President Carter yesterday reaffirmed his position that Israel must withdraw from occupied Arab territories as part of an overall peace agreement, and called for Palestinians to be compensated for their losses during decades as displaced persons.
His comments at a news conference were his most detailed remarks on the Middle East since last week's victory of the rightest Likud Party in Israel's election. Carter's statements also came after two days of White House meetings with Crown Prince Fahd and other Leaders of Saudi Arabia.
Saudi leaders, it was learned, informed Carter and other U.S. officials that their oil prices are likely to rise by about 5 per cent by the end of the year to match the levels of other oil-producing states, thus restoring the unity of the Organization of Petroleum Exporting Countries (OPEC).
While Fahd would not confirm this plan in an interview with Arabia is "deeply interested" in restoring OPEC unity. Oil Minister Zaki Yamani told reporters he would not rule out such a price rise.
Fahd said Carter's initiative in meeting Arab and Israeli leaders is "greatly acceptable" in facilitating the search for peace. "I am more convinced than ever before that President Carter does possess the wisdom and the ability to deal with the subject equitable way and of course based on justice," Fahd said.
Carter told his news conference that the Israeli election outcome and the probable coming to power of Manachem Begin, "does create a question" about the chances for peace. But the President said he had already detected some moderation in Begin's views since last week, and expressed the hope that the shift will continue as Begin meets Carter, congressional leaders and American Jews.

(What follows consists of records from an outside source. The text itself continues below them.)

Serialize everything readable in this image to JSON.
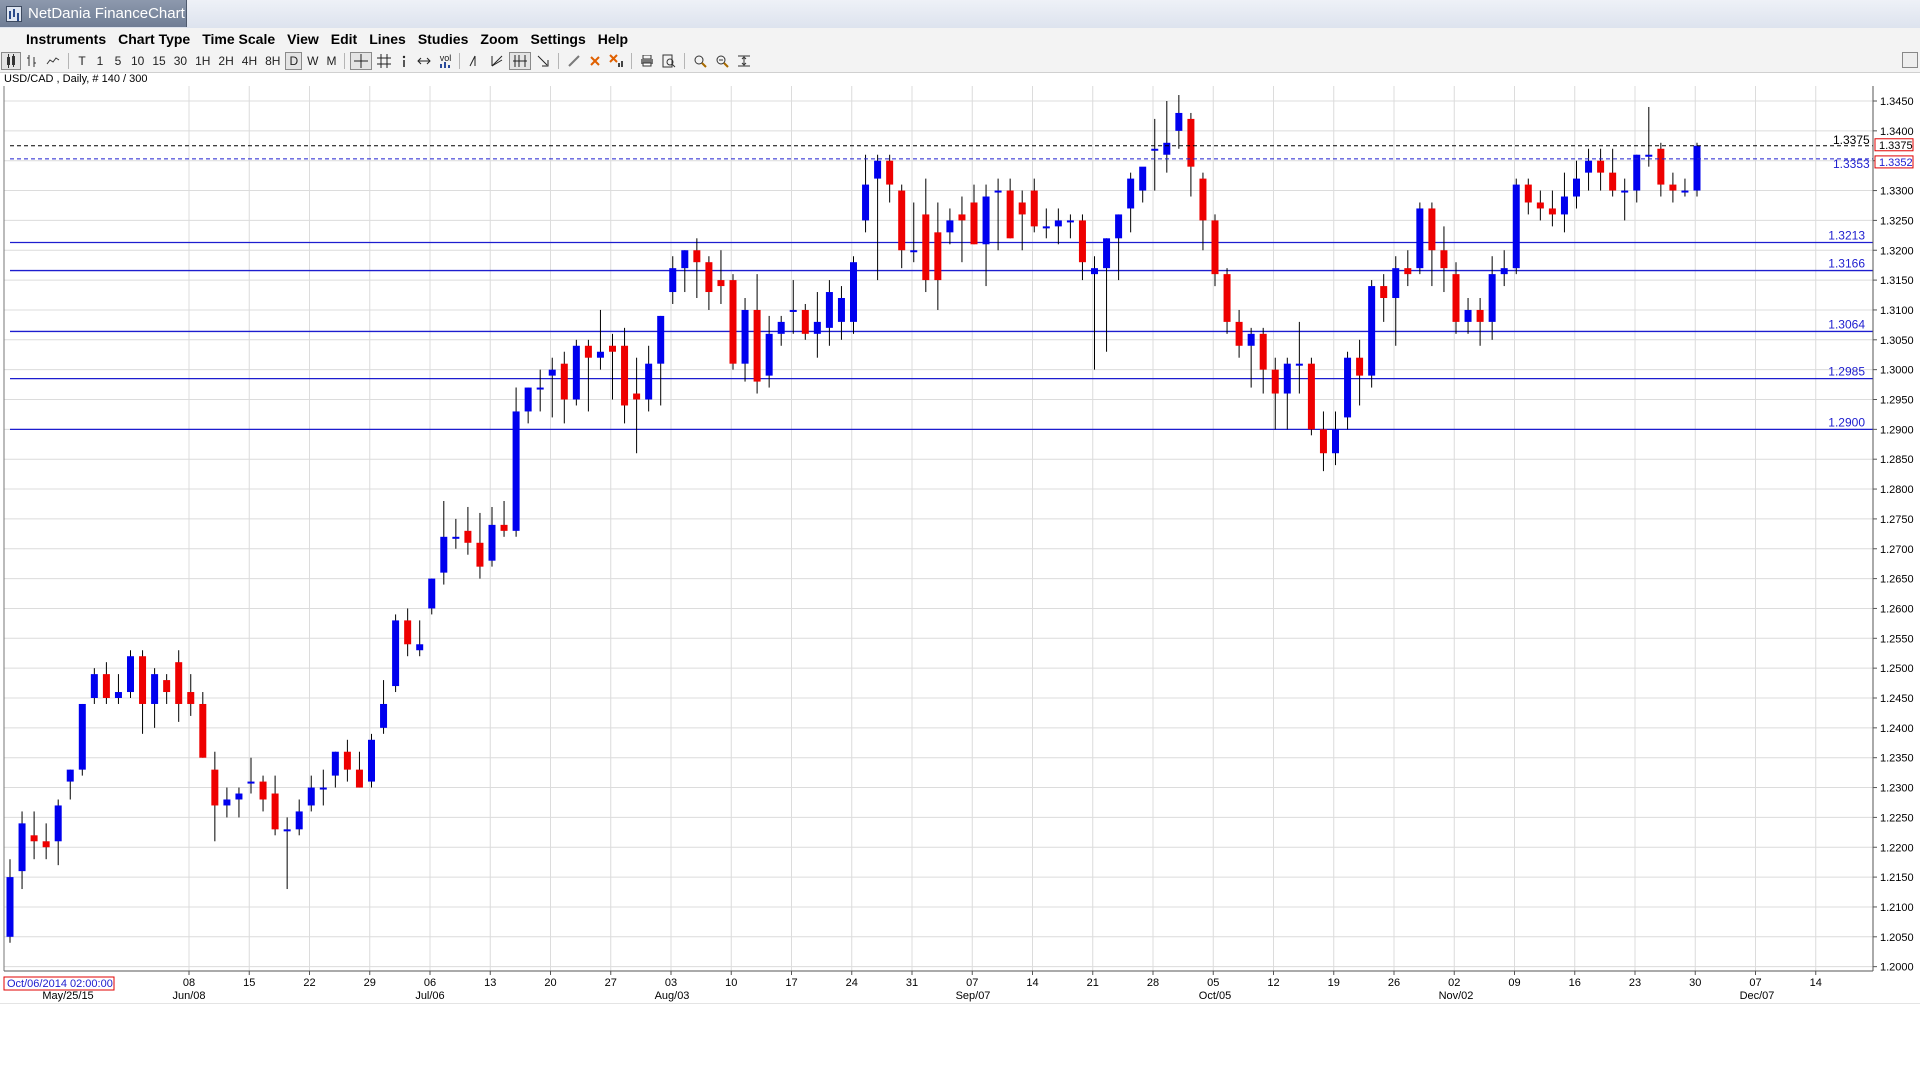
{
  "window": {
    "title": "NetDania FinanceChart"
  },
  "menu": [
    "Instruments",
    "Chart Type",
    "Time Scale",
    "View",
    "Edit",
    "Lines",
    "Studies",
    "Zoom",
    "Settings",
    "Help"
  ],
  "toolbar": {
    "timeframes": [
      "T",
      "1",
      "5",
      "10",
      "15",
      "30",
      "1H",
      "2H",
      "4H",
      "8H",
      "D",
      "W",
      "M"
    ],
    "active_timeframe": "D",
    "icons": [
      "candlestick-icon",
      "bar-chart-icon",
      "line-chart-icon",
      "crosshair-icon",
      "grid-icon",
      "cursor-info-icon",
      "arrows-icon",
      "volume-icon",
      "draw-line-icon",
      "fan-icon",
      "fibonacci-icon",
      "trend-arrow-icon",
      "pencil-icon",
      "delete-icon",
      "delete-all-icon",
      "print-icon",
      "preview-icon",
      "zoom-in-icon",
      "zoom-out-icon",
      "fit-icon"
    ],
    "vol_label": "vol"
  },
  "instrument_info": "USD/CAD , Daily, # 140 / 300",
  "colors": {
    "up": "#0000ee",
    "down": "#ee0000",
    "level_line": "#1d1dcf",
    "grid": "#dcdcdc"
  },
  "chart_data": {
    "type": "candlestick",
    "instrument": "USD/CAD",
    "interval": "Daily",
    "ylim": [
      1.2,
      1.35
    ],
    "y_ticks": [
      "1.3450",
      "1.3400",
      "1.3350",
      "1.3300",
      "1.3250",
      "1.3200",
      "1.3150",
      "1.3100",
      "1.3050",
      "1.3000",
      "1.2950",
      "1.2900",
      "1.2850",
      "1.2800",
      "1.2750",
      "1.2700",
      "1.2650",
      "1.2600",
      "1.2550",
      "1.2500",
      "1.2450",
      "1.2400",
      "1.2350",
      "1.2300",
      "1.2250",
      "1.2200",
      "1.2150",
      "1.2100",
      "1.2050",
      "1.2000"
    ],
    "x_tick_labels": [
      "08",
      "15",
      "22",
      "29",
      "06",
      "13",
      "20",
      "27",
      "03",
      "10",
      "17",
      "24",
      "31",
      "07",
      "14",
      "21",
      "28",
      "05",
      "12",
      "19",
      "26",
      "02",
      "09",
      "16",
      "23",
      "30",
      "07",
      "14"
    ],
    "x_month_labels": [
      "May/25/15",
      "Jun/08",
      "Jul/06",
      "Aug/03",
      "Sep/07",
      "Oct/05",
      "Nov/02",
      "Dec/07"
    ],
    "x_start_label": "Oct/06/2014 02:00:00",
    "levels": [
      1.3213,
      1.3166,
      1.3064,
      1.2985,
      1.29
    ],
    "level_labels": [
      "1.3213",
      "1.3166",
      "1.3064",
      "1.2985",
      "1.2900"
    ],
    "price_lines": {
      "close": "1.3375",
      "prev_close": "1.3353"
    },
    "price_box_labels": [
      "1.3375",
      "1.3352"
    ],
    "candles": [
      {
        "o": 1.205,
        "h": 1.218,
        "l": 1.204,
        "c": 1.215
      },
      {
        "o": 1.216,
        "h": 1.226,
        "l": 1.213,
        "c": 1.224
      },
      {
        "o": 1.222,
        "h": 1.226,
        "l": 1.218,
        "c": 1.221
      },
      {
        "o": 1.221,
        "h": 1.224,
        "l": 1.218,
        "c": 1.22
      },
      {
        "o": 1.221,
        "h": 1.228,
        "l": 1.217,
        "c": 1.227
      },
      {
        "o": 1.231,
        "h": 1.233,
        "l": 1.228,
        "c": 1.233
      },
      {
        "o": 1.233,
        "h": 1.244,
        "l": 1.232,
        "c": 1.244
      },
      {
        "o": 1.245,
        "h": 1.25,
        "l": 1.244,
        "c": 1.249
      },
      {
        "o": 1.249,
        "h": 1.251,
        "l": 1.244,
        "c": 1.245
      },
      {
        "o": 1.245,
        "h": 1.249,
        "l": 1.244,
        "c": 1.246
      },
      {
        "o": 1.246,
        "h": 1.253,
        "l": 1.245,
        "c": 1.252
      },
      {
        "o": 1.252,
        "h": 1.253,
        "l": 1.239,
        "c": 1.244
      },
      {
        "o": 1.244,
        "h": 1.25,
        "l": 1.24,
        "c": 1.249
      },
      {
        "o": 1.248,
        "h": 1.249,
        "l": 1.244,
        "c": 1.246
      },
      {
        "o": 1.251,
        "h": 1.253,
        "l": 1.241,
        "c": 1.244
      },
      {
        "o": 1.246,
        "h": 1.249,
        "l": 1.242,
        "c": 1.244
      },
      {
        "o": 1.244,
        "h": 1.246,
        "l": 1.235,
        "c": 1.235
      },
      {
        "o": 1.233,
        "h": 1.236,
        "l": 1.221,
        "c": 1.227
      },
      {
        "o": 1.227,
        "h": 1.23,
        "l": 1.225,
        "c": 1.228
      },
      {
        "o": 1.228,
        "h": 1.23,
        "l": 1.225,
        "c": 1.229
      },
      {
        "o": 1.231,
        "h": 1.235,
        "l": 1.229,
        "c": 1.231
      },
      {
        "o": 1.231,
        "h": 1.232,
        "l": 1.226,
        "c": 1.228
      },
      {
        "o": 1.229,
        "h": 1.232,
        "l": 1.222,
        "c": 1.223
      },
      {
        "o": 1.223,
        "h": 1.225,
        "l": 1.213,
        "c": 1.223
      },
      {
        "o": 1.223,
        "h": 1.228,
        "l": 1.222,
        "c": 1.226
      },
      {
        "o": 1.227,
        "h": 1.232,
        "l": 1.226,
        "c": 1.23
      },
      {
        "o": 1.23,
        "h": 1.233,
        "l": 1.227,
        "c": 1.23
      },
      {
        "o": 1.232,
        "h": 1.236,
        "l": 1.23,
        "c": 1.236
      },
      {
        "o": 1.236,
        "h": 1.238,
        "l": 1.231,
        "c": 1.233
      },
      {
        "o": 1.233,
        "h": 1.236,
        "l": 1.23,
        "c": 1.23
      },
      {
        "o": 1.231,
        "h": 1.239,
        "l": 1.23,
        "c": 1.238
      },
      {
        "o": 1.24,
        "h": 1.248,
        "l": 1.239,
        "c": 1.244
      },
      {
        "o": 1.247,
        "h": 1.259,
        "l": 1.246,
        "c": 1.258
      },
      {
        "o": 1.258,
        "h": 1.26,
        "l": 1.252,
        "c": 1.254
      },
      {
        "o": 1.253,
        "h": 1.258,
        "l": 1.252,
        "c": 1.254
      },
      {
        "o": 1.26,
        "h": 1.265,
        "l": 1.259,
        "c": 1.265
      },
      {
        "o": 1.266,
        "h": 1.278,
        "l": 1.264,
        "c": 1.272
      },
      {
        "o": 1.272,
        "h": 1.275,
        "l": 1.27,
        "c": 1.272
      },
      {
        "o": 1.273,
        "h": 1.277,
        "l": 1.269,
        "c": 1.271
      },
      {
        "o": 1.271,
        "h": 1.276,
        "l": 1.265,
        "c": 1.267
      },
      {
        "o": 1.268,
        "h": 1.277,
        "l": 1.267,
        "c": 1.274
      },
      {
        "o": 1.274,
        "h": 1.278,
        "l": 1.272,
        "c": 1.273
      },
      {
        "o": 1.273,
        "h": 1.297,
        "l": 1.272,
        "c": 1.293
      },
      {
        "o": 1.293,
        "h": 1.297,
        "l": 1.291,
        "c": 1.297
      },
      {
        "o": 1.297,
        "h": 1.3,
        "l": 1.293,
        "c": 1.297
      },
      {
        "o": 1.299,
        "h": 1.302,
        "l": 1.292,
        "c": 1.3
      },
      {
        "o": 1.301,
        "h": 1.303,
        "l": 1.291,
        "c": 1.295
      },
      {
        "o": 1.295,
        "h": 1.305,
        "l": 1.294,
        "c": 1.304
      },
      {
        "o": 1.304,
        "h": 1.305,
        "l": 1.293,
        "c": 1.302
      },
      {
        "o": 1.302,
        "h": 1.31,
        "l": 1.3,
        "c": 1.303
      },
      {
        "o": 1.304,
        "h": 1.306,
        "l": 1.295,
        "c": 1.303
      },
      {
        "o": 1.304,
        "h": 1.307,
        "l": 1.291,
        "c": 1.294
      },
      {
        "o": 1.296,
        "h": 1.302,
        "l": 1.286,
        "c": 1.295
      },
      {
        "o": 1.295,
        "h": 1.304,
        "l": 1.293,
        "c": 1.301
      },
      {
        "o": 1.301,
        "h": 1.309,
        "l": 1.294,
        "c": 1.309
      },
      {
        "o": 1.313,
        "h": 1.319,
        "l": 1.311,
        "c": 1.317
      },
      {
        "o": 1.317,
        "h": 1.32,
        "l": 1.313,
        "c": 1.32
      },
      {
        "o": 1.32,
        "h": 1.322,
        "l": 1.312,
        "c": 1.318
      },
      {
        "o": 1.318,
        "h": 1.319,
        "l": 1.31,
        "c": 1.313
      },
      {
        "o": 1.315,
        "h": 1.32,
        "l": 1.311,
        "c": 1.314
      },
      {
        "o": 1.315,
        "h": 1.316,
        "l": 1.3,
        "c": 1.301
      },
      {
        "o": 1.301,
        "h": 1.312,
        "l": 1.298,
        "c": 1.31
      },
      {
        "o": 1.31,
        "h": 1.316,
        "l": 1.296,
        "c": 1.298
      },
      {
        "o": 1.299,
        "h": 1.309,
        "l": 1.297,
        "c": 1.306
      },
      {
        "o": 1.306,
        "h": 1.309,
        "l": 1.304,
        "c": 1.308
      },
      {
        "o": 1.31,
        "h": 1.315,
        "l": 1.306,
        "c": 1.31
      },
      {
        "o": 1.31,
        "h": 1.311,
        "l": 1.305,
        "c": 1.306
      },
      {
        "o": 1.306,
        "h": 1.313,
        "l": 1.302,
        "c": 1.308
      },
      {
        "o": 1.307,
        "h": 1.315,
        "l": 1.304,
        "c": 1.313
      },
      {
        "o": 1.308,
        "h": 1.314,
        "l": 1.305,
        "c": 1.312
      },
      {
        "o": 1.308,
        "h": 1.319,
        "l": 1.306,
        "c": 1.318
      },
      {
        "o": 1.325,
        "h": 1.336,
        "l": 1.323,
        "c": 1.331
      },
      {
        "o": 1.332,
        "h": 1.336,
        "l": 1.315,
        "c": 1.335
      },
      {
        "o": 1.335,
        "h": 1.336,
        "l": 1.328,
        "c": 1.331
      },
      {
        "o": 1.33,
        "h": 1.331,
        "l": 1.317,
        "c": 1.32
      },
      {
        "o": 1.32,
        "h": 1.328,
        "l": 1.318,
        "c": 1.32
      },
      {
        "o": 1.326,
        "h": 1.332,
        "l": 1.313,
        "c": 1.315
      },
      {
        "o": 1.323,
        "h": 1.328,
        "l": 1.31,
        "c": 1.315
      },
      {
        "o": 1.323,
        "h": 1.327,
        "l": 1.321,
        "c": 1.325
      },
      {
        "o": 1.326,
        "h": 1.329,
        "l": 1.318,
        "c": 1.325
      },
      {
        "o": 1.328,
        "h": 1.331,
        "l": 1.321,
        "c": 1.321
      },
      {
        "o": 1.321,
        "h": 1.331,
        "l": 1.314,
        "c": 1.329
      },
      {
        "o": 1.33,
        "h": 1.332,
        "l": 1.32,
        "c": 1.33
      },
      {
        "o": 1.33,
        "h": 1.332,
        "l": 1.322,
        "c": 1.322
      },
      {
        "o": 1.328,
        "h": 1.33,
        "l": 1.32,
        "c": 1.326
      },
      {
        "o": 1.33,
        "h": 1.332,
        "l": 1.323,
        "c": 1.324
      },
      {
        "o": 1.324,
        "h": 1.327,
        "l": 1.322,
        "c": 1.324
      },
      {
        "o": 1.324,
        "h": 1.327,
        "l": 1.321,
        "c": 1.325
      },
      {
        "o": 1.325,
        "h": 1.326,
        "l": 1.322,
        "c": 1.325
      },
      {
        "o": 1.325,
        "h": 1.326,
        "l": 1.315,
        "c": 1.318
      },
      {
        "o": 1.316,
        "h": 1.319,
        "l": 1.3,
        "c": 1.317
      },
      {
        "o": 1.317,
        "h": 1.322,
        "l": 1.303,
        "c": 1.322
      },
      {
        "o": 1.322,
        "h": 1.326,
        "l": 1.315,
        "c": 1.326
      },
      {
        "o": 1.327,
        "h": 1.333,
        "l": 1.323,
        "c": 1.332
      },
      {
        "o": 1.33,
        "h": 1.333,
        "l": 1.328,
        "c": 1.334
      },
      {
        "o": 1.337,
        "h": 1.342,
        "l": 1.33,
        "c": 1.337
      },
      {
        "o": 1.336,
        "h": 1.345,
        "l": 1.333,
        "c": 1.338
      },
      {
        "o": 1.34,
        "h": 1.346,
        "l": 1.337,
        "c": 1.343
      },
      {
        "o": 1.342,
        "h": 1.343,
        "l": 1.329,
        "c": 1.334
      },
      {
        "o": 1.332,
        "h": 1.333,
        "l": 1.32,
        "c": 1.325
      },
      {
        "o": 1.325,
        "h": 1.326,
        "l": 1.314,
        "c": 1.316
      },
      {
        "o": 1.316,
        "h": 1.317,
        "l": 1.306,
        "c": 1.308
      },
      {
        "o": 1.308,
        "h": 1.31,
        "l": 1.302,
        "c": 1.304
      },
      {
        "o": 1.304,
        "h": 1.307,
        "l": 1.297,
        "c": 1.306
      },
      {
        "o": 1.306,
        "h": 1.307,
        "l": 1.296,
        "c": 1.3
      },
      {
        "o": 1.3,
        "h": 1.302,
        "l": 1.29,
        "c": 1.296
      },
      {
        "o": 1.296,
        "h": 1.302,
        "l": 1.29,
        "c": 1.301
      },
      {
        "o": 1.301,
        "h": 1.308,
        "l": 1.296,
        "c": 1.301
      },
      {
        "o": 1.301,
        "h": 1.302,
        "l": 1.289,
        "c": 1.29
      },
      {
        "o": 1.29,
        "h": 1.293,
        "l": 1.283,
        "c": 1.286
      },
      {
        "o": 1.286,
        "h": 1.293,
        "l": 1.284,
        "c": 1.29
      },
      {
        "o": 1.292,
        "h": 1.303,
        "l": 1.29,
        "c": 1.302
      },
      {
        "o": 1.302,
        "h": 1.305,
        "l": 1.294,
        "c": 1.299
      },
      {
        "o": 1.299,
        "h": 1.315,
        "l": 1.297,
        "c": 1.314
      },
      {
        "o": 1.314,
        "h": 1.316,
        "l": 1.308,
        "c": 1.312
      },
      {
        "o": 1.312,
        "h": 1.319,
        "l": 1.304,
        "c": 1.317
      },
      {
        "o": 1.317,
        "h": 1.32,
        "l": 1.314,
        "c": 1.316
      },
      {
        "o": 1.317,
        "h": 1.328,
        "l": 1.316,
        "c": 1.327
      },
      {
        "o": 1.327,
        "h": 1.328,
        "l": 1.314,
        "c": 1.32
      },
      {
        "o": 1.32,
        "h": 1.324,
        "l": 1.313,
        "c": 1.317
      },
      {
        "o": 1.316,
        "h": 1.318,
        "l": 1.306,
        "c": 1.308
      },
      {
        "o": 1.308,
        "h": 1.312,
        "l": 1.306,
        "c": 1.31
      },
      {
        "o": 1.31,
        "h": 1.312,
        "l": 1.304,
        "c": 1.308
      },
      {
        "o": 1.308,
        "h": 1.319,
        "l": 1.305,
        "c": 1.316
      },
      {
        "o": 1.316,
        "h": 1.32,
        "l": 1.314,
        "c": 1.317
      },
      {
        "o": 1.317,
        "h": 1.332,
        "l": 1.316,
        "c": 1.331
      },
      {
        "o": 1.331,
        "h": 1.332,
        "l": 1.326,
        "c": 1.328
      },
      {
        "o": 1.328,
        "h": 1.33,
        "l": 1.325,
        "c": 1.327
      },
      {
        "o": 1.327,
        "h": 1.33,
        "l": 1.324,
        "c": 1.326
      },
      {
        "o": 1.326,
        "h": 1.333,
        "l": 1.323,
        "c": 1.329
      },
      {
        "o": 1.329,
        "h": 1.335,
        "l": 1.327,
        "c": 1.332
      },
      {
        "o": 1.333,
        "h": 1.337,
        "l": 1.33,
        "c": 1.335
      },
      {
        "o": 1.335,
        "h": 1.337,
        "l": 1.33,
        "c": 1.333
      },
      {
        "o": 1.333,
        "h": 1.337,
        "l": 1.329,
        "c": 1.33
      },
      {
        "o": 1.33,
        "h": 1.332,
        "l": 1.325,
        "c": 1.33
      },
      {
        "o": 1.33,
        "h": 1.336,
        "l": 1.328,
        "c": 1.336
      },
      {
        "o": 1.336,
        "h": 1.344,
        "l": 1.334,
        "c": 1.336
      },
      {
        "o": 1.337,
        "h": 1.338,
        "l": 1.329,
        "c": 1.331
      },
      {
        "o": 1.331,
        "h": 1.333,
        "l": 1.328,
        "c": 1.33
      },
      {
        "o": 1.33,
        "h": 1.332,
        "l": 1.329,
        "c": 1.33
      },
      {
        "o": 1.33,
        "h": 1.338,
        "l": 1.329,
        "c": 1.3375
      }
    ]
  }
}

The surprise endorsement by Carter of compensation for the Palestinians adds a new element to the Middle East situation. Although Carter said that every U.S. administration of recent years has endorsed "the right of the Palestinians to have a homeland, to be compensated for losses that they have suffered," no documentation could be produced for that claim by executive branch officials.
A White House statement late yesterday said the United States had endorsed a homeland for the Palestinians by approving U.N. General Assembly Resolution 181 in November, 1947, providing for the partition of Palestinians by voting for U.N. General Assembly Resolution 194 in December, 1948.
Israel has rejected resolution 194, which includes a call for displaced Palestinians to be permitted to return to their to their homes and receive compensation for losses or damage to property. However, a number of Israeli political figures have endorsed payments to Palestinians wishing to resettle in other countries.
In recent years the United States has shied away from setting forth its view of the details of a potential Arab-Israeli settlement in the belief that the arguments involved would make diplomacy more difficult.
Carter's discussion of compensation and his reiteration of other elements or a settlement - including Israeli withdrawal from Arab territory - are part of his general effort to place all facets of a potential settlement on the negotiating agenda in the public view, officials said.
However, Carter refused to be specific about his views on the lines of a potential Israeli withdrawal, saying this is something that will have to be negotiated between the parties.
Fahd, in an interview at Blair House, said he is optimistic that a Gevena peace conference can be convened this year despite the new uncertainty arising from the Israeli election.
"In order for the Geneva conference to succeed, it is inevitable that the Palestine Liberation Organization would have to attend," Fahd said. He said the PLO "should" attend in its own capacity, but did not close the door to other types of representation.
Explaining Carter's remarks Wednesday the Fahd wished to reassure Israel about Saudi Arabi's interest in its security, Fahd said he had been speaking in the context of a final settlement including Israeli withdrawal and the return of Palestinians to a homeland.
"Once Israel carries out its side of the bargains, so to speak, of course the Arabs will go along," he said.
Yamani told the reporters in a separate interview that Saudi officials had discussed the Carter plan for a billion barrel petroleum reserve with presidential energy adviser James R. Schlesinger. "The question is whether we would be able to meet your requirements," Yamani said. At another point he said, "This has to be discussed as part of a future meeting. There was a request."
Speaking of the energy projections made public by Carter in connection with his conservation plan, Yamani said, "We agree that unless something very significant is done, the world do nothing we will face a disaster."
Yamani said "there is a fundamental change" between the energy policy of the Ford and Carter administrations. "We feel the present administration is looking for solutions," he said.